NEW YORK — The stock market finally shook its post-election slump.
Investors seized on hope that Washington will reach a deal on the federal budget and drove stocks Monday to their biggest gain in two months. A pair of strong corporate earnings reports also helped.
The Dow Jones Industrial Average closed up 207.65 points, or 1.7 percent, to end at 12,795.96. The Standard & Poor's 500 index rose 27.01 points, or 2 percent, to 1,386.89. The Nasdaq composite average gained 62.94, or 2.2 percent, to 2,916.07.
Since President Barack Obama and a divided Congress were returned to power Nov. 6, the Dow had fallen six of eight days and a total of 650 points.
Obama and congressional leaders are in talks to avoid going over a "fiscal cliff" on Jan. 1, when tax increases and mandatory government spending cuts are set to take effect.
While Obama and Republicans appear at odds on whether tax rates for the wealthiest Americans should rise, lawmakers suggested over the weekend that progress is possible.
"It is quite clear that both sides want to come to a compromise and that a reasonable compromise is available," David Kelly, chief global strategist for J.P. Morgan Funds, wrote in a note to clients.
Corporate earnings reports also boosted the indexes. Lowe's said its third-quarter profit surged 76 percent. That followed a strong report from Home Depot last week. Lowe's rose $1.98, or 6.2 percent, to $33.96.

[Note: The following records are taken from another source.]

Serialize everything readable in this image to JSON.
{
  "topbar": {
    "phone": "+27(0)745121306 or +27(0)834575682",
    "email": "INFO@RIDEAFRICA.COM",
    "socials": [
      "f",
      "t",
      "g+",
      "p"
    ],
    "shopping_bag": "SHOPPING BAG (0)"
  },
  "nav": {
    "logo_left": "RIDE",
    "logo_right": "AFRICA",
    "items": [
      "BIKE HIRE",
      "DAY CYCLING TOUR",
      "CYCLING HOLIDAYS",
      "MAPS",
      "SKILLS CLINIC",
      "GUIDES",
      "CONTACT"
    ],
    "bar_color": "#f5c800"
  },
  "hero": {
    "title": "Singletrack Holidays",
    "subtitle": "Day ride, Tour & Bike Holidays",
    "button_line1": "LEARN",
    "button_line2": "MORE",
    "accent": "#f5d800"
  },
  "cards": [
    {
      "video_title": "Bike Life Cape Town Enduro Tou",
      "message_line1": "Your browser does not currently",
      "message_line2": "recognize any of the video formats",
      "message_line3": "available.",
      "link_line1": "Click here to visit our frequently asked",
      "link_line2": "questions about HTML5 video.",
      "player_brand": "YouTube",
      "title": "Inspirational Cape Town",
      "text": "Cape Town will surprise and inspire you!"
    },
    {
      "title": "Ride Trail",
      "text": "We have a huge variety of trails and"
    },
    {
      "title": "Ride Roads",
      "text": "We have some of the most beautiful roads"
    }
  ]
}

Tyson Foods, the country's biggest meat company, beat analysts' expectations for its quarterly earnings. Tyson added $1.84, or 10.9 percent, to $18.72.